The Lutheran church took a somewhat softer approach, keeping many of the core ideas from Roman Catholic worship and order. Unlike the Calvinists, the Lutherans didn’t think you could be born pre-damned. You have to turn down every single opportunity for grace that comes your way to earn that particular ticket; and those opportunities come courtesy of Christ’s sacrifice, not because of God’s all-powerful spreadsheet.
Lutheranism was somewhat more receptive to the rationalist Enlightment fiddle-faddling, as well, which made it more welcoming to the only loosely devout, who enjoyed dancing or staying up past ten.
Hence I’ve given you a horrible stereotype in which a metrosexual lush of a rationalist Lutheran theology professor is bitching about his uptight secretary, who probably scribbles righteous little Calvinist screeds in tiny script on the margins of all of Kleinberg’s correspondence.
137.Formula of Concord: I am the only person who will ever think this is hilarious. Here is why it is totally hilarious:
The sacrament of the Eucharist, wherein a priest blesses bread and wine and congregants consume them in an act we call Communion, was taken rather literally in Catholic theology. (And still is.) When the sacrament is performed, the bread and wine are transformed into the flesh and blood of Christ, full stop. They may still TASTE like bread and wine, but in essence, you’re eating Jesus. This doctrine is called transubstantiation.
The Formula of Concord was an important piece of Lutheran paperwork, written in 1577, which lays out a great number of principles in twelve articles. Article VII deals with the Eucharist, and makes the argument that transubstantiation is silly. The Eucharist is spiritually symbolic of Christ’s flesh and blood, but you’re still eating bread and wine. This doctrine is called CONsubstantiation.
It is why, growing up as a Methodist, I was allowed to wander up to the altar after church was over and wolf down leftovers from Communion. While my father, as a Catholic altarboy, regularly had to risk life and limb to make sure that not a single crumb of the Host ever hit the floor.
So Luther’s making a rather waggish joke about lack of contact with “real flesh and blood.” Isn’t it hilarious.
I KNOW YOU ARE LAUGHING.

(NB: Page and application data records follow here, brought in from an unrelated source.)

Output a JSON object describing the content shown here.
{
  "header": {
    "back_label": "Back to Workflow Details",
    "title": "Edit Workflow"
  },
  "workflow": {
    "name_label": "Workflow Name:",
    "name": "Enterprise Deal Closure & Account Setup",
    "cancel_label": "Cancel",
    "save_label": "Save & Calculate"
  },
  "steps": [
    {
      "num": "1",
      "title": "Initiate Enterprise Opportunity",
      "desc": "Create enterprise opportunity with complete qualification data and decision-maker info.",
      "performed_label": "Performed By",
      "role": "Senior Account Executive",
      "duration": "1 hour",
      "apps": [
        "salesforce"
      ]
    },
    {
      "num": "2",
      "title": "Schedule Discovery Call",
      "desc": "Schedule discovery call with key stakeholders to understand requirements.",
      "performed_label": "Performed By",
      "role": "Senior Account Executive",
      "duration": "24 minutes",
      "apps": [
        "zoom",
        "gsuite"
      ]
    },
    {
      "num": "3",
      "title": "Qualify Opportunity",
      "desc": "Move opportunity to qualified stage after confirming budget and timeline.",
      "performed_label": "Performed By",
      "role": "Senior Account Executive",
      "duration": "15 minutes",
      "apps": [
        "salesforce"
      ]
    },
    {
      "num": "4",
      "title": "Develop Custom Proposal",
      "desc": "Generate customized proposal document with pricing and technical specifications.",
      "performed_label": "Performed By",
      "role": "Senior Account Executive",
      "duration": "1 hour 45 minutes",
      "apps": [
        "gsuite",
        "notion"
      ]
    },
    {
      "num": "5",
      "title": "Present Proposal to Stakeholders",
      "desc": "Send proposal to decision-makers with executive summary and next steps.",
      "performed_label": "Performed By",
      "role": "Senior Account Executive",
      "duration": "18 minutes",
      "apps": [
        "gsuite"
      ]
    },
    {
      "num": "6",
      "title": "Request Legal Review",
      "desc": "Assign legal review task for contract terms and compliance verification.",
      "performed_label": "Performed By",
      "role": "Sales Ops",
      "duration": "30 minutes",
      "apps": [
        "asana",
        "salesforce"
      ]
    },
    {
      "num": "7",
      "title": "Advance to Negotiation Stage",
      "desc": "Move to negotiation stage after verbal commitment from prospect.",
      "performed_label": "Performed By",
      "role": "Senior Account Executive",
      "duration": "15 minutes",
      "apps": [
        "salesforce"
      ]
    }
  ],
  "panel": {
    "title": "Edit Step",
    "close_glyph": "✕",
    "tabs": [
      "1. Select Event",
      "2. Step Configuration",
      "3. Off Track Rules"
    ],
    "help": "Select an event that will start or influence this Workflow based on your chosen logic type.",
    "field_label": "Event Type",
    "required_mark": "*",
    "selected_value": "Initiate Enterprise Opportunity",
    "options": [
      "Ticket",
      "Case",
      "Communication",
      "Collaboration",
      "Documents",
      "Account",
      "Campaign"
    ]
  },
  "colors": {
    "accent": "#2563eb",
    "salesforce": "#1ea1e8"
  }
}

138. You can probably tell that a guy has a crush when, rather than offering to fetch somebody from the room full of medical faculty, he mentions the girl. Twice.
139. Every university inherits weird collections that they can’t use, but can’t turn down. This room houses some of that effluvia.Bookbinding was still a flourishing private trade, and a bindery would certainly be a busy place to grow up. A lot of books were sold unbound so that the purchaser could then have them bound to suit their budget and preference. Nolte’s father worked in a comparatively rural area, but served a number of rich country patrons.